The BCG matrix is a vital tool that is designed to help a business to plan a long-term professional approach with accuracy and focus while ironing out any question marks in the process. BCG stands for Boston Consulting Group and they have developed this product portfolio matrix to review one’s product portfolio so that they might determine when and where adjustments of any kind can be made. You might also hear the BCG matrix being referred to as the “BCG growth-share matrix” within certain parameters. When a company or organization is trying to decide whether to add, discontinue, or reassess existing products within their lineup, turning to the BCG matrix for insight is the first order of business. Market growth and relative market share are the two overriding principles that inform all four of the quadrants within the BCG growth-share matrix. Market growth is a term that refers to how much capital is used to produce a specific item or product. Relative market share refers to how much money a specific item or product is able to return for the company in relation to the initial investment made.
When you look at your product portfolio through the BCG matrix template model, the products or services that you find in the upper left-hand corner of the diagram are the ones that are most likely your best-selling offerings. They’ve got high market growth rates, but they’ve also got high value in terms of relative market share as well. The products in the upper right-hand corner are the ones with high market growth margins and low market share, so goods or services that end up classified in this quadrant are generally the most problematic. As a business owner, you would want to concern yourself with closely observing the offerings within this cell. Unless the products found here start performing well on the market all of a sudden, it would probably be in the best interest of the business to cease production on these goods. They cost the most to produce and they offer very little in terms of returns on initial investment. The products found in the lower left-hand cell are referred to as “cash cows” because they cost the least to produce while offering huge returns on investment. Business owners should always strive to have most of the goods or services they offer in their product portfolio classified under this category. Good and services found in the lower right-hand cell are known as “dogs” and they have both low market growth rates and low relative market share. Getting rid of any dog products in one’s portfolio is a strong idea as it will free up a lot of resources that could be better utilized on more popular product offerings.

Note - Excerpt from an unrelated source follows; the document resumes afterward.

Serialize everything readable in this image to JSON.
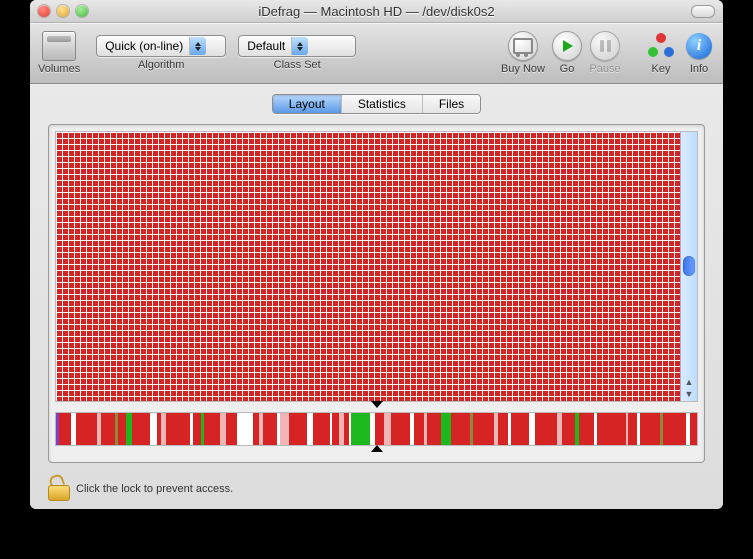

Once the principles of the BCG matrix are understood, it becomes that much easier to make the correlation between it and the SaaS model of business. The acronym “SaaS” simply stands for ‘software as a service’, and cloud computing companies are the most commonly recognized types of businesses that fall under this umbrella. The software as a service model is fairly new and it’s an alternative to the more traditional method of software purchase that requires an upfront payment and custom installation of the software. SaaS businesses generally provide the most value to their customers because of the instantaneous access that they get to enjoy at all times, but moving into a new model of business without any clue about how it works is never an advisable idea. Once you’ve begun to do the work of getting more familiar with SaaS structures, easing into the changes that lie ahead should seem a lot more manageable.
For starters, SaaS companies want to make sure they’re collaborating with reputable professionals that provide the quality of work that they promise. The last thing you want is for one of your software products to be delayed in the production stages because an engineer dropped the ball. In SaaS business deadlines are everything: and you never want to see a small misstep turn into a huge issue. With cloud computing being such a new concept, it’s bound to continue to change and mature. That means that working with developers and engineers that are always right in step with changing trends is a crucial point to keep in mind. Depending on the Internet for all or most of your daily business dealings comes with both pros and cons and you also want to be sure to take this into consideration early on. What are your customers to do if they can’t access the Internet for some reason? How are they supposed to handle problems that might arise after the hours of operation at your office? You want to walk yourself through the motions of what it feels like to be one of your customers so you can know that you’re providing the highest levels of service and quality possible. If they like the way you operate, you won’t have to work hard to get them to come back to renew their subscriptions.
Just as with any other business industry, SaaS businesses can depend on the BCG matrix for the purpose of assessing all of the goods and services that they offer to consumers. This assessment can then aid them in making adjustments to their product line if and when that becomes a necessity. The fact that so much of a SaaS business is Internet-based should make it that much simpler to utilize the BCG matrix for assessment purposes. At this time, there are only so many different kinds of service that a cloud computing company can offer—so that should make the process of identifying products and services quick and painless. Having a smaller array of offerings means you’ll spend less time having to determine which offerings you might want to consider discontinuing.
Neglecting to make use of the BCG matrix in any sector of business is just downright silly and SaaS businesses are no exception to that sentiment. You want to always be striving for the evolution of your SaaS business and that evolution will only happen if you make it your mission to take charge!